Each entry below needs to be reproduced exactly as given.

*** Source material Section Begins ***

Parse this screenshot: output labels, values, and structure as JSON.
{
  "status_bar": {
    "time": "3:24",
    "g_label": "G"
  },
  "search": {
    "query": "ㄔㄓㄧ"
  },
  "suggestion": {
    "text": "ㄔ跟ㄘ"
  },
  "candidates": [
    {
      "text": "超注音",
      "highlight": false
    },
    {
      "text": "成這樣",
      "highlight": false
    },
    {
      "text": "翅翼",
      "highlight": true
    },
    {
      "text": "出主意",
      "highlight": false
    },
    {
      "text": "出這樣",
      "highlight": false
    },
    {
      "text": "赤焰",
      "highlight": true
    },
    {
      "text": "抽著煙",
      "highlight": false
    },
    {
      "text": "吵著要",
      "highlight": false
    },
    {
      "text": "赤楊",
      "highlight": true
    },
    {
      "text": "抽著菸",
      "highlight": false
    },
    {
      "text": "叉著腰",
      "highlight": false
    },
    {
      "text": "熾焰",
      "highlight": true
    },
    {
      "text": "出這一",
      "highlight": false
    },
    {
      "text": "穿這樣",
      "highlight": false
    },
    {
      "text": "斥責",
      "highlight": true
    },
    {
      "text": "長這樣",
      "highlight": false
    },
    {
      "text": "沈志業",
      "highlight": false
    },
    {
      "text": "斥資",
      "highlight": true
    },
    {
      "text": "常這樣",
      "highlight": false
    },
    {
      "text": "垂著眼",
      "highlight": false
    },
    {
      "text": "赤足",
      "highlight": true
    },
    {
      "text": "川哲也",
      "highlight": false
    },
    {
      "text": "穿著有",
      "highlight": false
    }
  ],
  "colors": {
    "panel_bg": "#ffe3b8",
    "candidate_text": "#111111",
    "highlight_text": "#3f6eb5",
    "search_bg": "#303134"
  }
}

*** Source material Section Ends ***

Written response:
Parse this screenshot: output labels, values, and structure as JSON.
{
  "status_bar": {
    "time": "3:24",
    "g_label": "G"
  },
  "search": {
    "query": "ㄔㄓㄧ"
  },
  "suggestion": {
    "text": "ㄔ跟ㄘ"
  },
  "candidates": [
    {
      "text": "超注音",
      "highlight": false
    },
    {
      "text": "成這樣",
      "highlight": false
    },
    {
      "text": "翅翼",
      "highlight": true
    },
    {
      "text": "出主意",
      "highlight": false
    },
    {
      "text": "出這樣",
      "highlight": false
    },
    {
      "text": "赤焰",
      "highlight": true
    },
    {
      "text": "抽著煙",
      "highlight": false
    },
    {
      "text": "吵著要",
      "highlight": false
    },
    {
      "text": "赤楊",
      "highlight": true
    },
    {
      "text": "抽著菸",
      "highlight": false
    },
    {
      "text": "叉著腰",
      "highlight": false
    },
    {
      "text": "熾焰",
      "highlight": true
    },
    {
      "text": "出這一",
      "highlight": false
    },
    {
      "text": "穿這樣",
      "highlight": false
    },
    {
      "text": "斥責",
      "highlight": true
    },
    {
      "text": "長這樣",
      "highlight": false
    },
    {
      "text": "沈志業",
      "highlight": false
    },
    {
      "text": "斥資",
      "highlight": true
    },
    {
      "text": "常這樣",
      "highlight": false
    },
    {
      "text": "垂著眼",
      "highlight": false
    },
    {
      "text": "赤足",
      "highlight": true
    },
    {
      "text": "川哲也",
      "highlight": false
    },
    {
      "text": "穿著有",
      "highlight": false
    }
  ],
  "colors": {
    "panel_bg": "#ffe3b8",
    "candidate_text": "#111111",
    "highlight_text": "#3f6eb5",
    "search_bg": "#303134"
  }
}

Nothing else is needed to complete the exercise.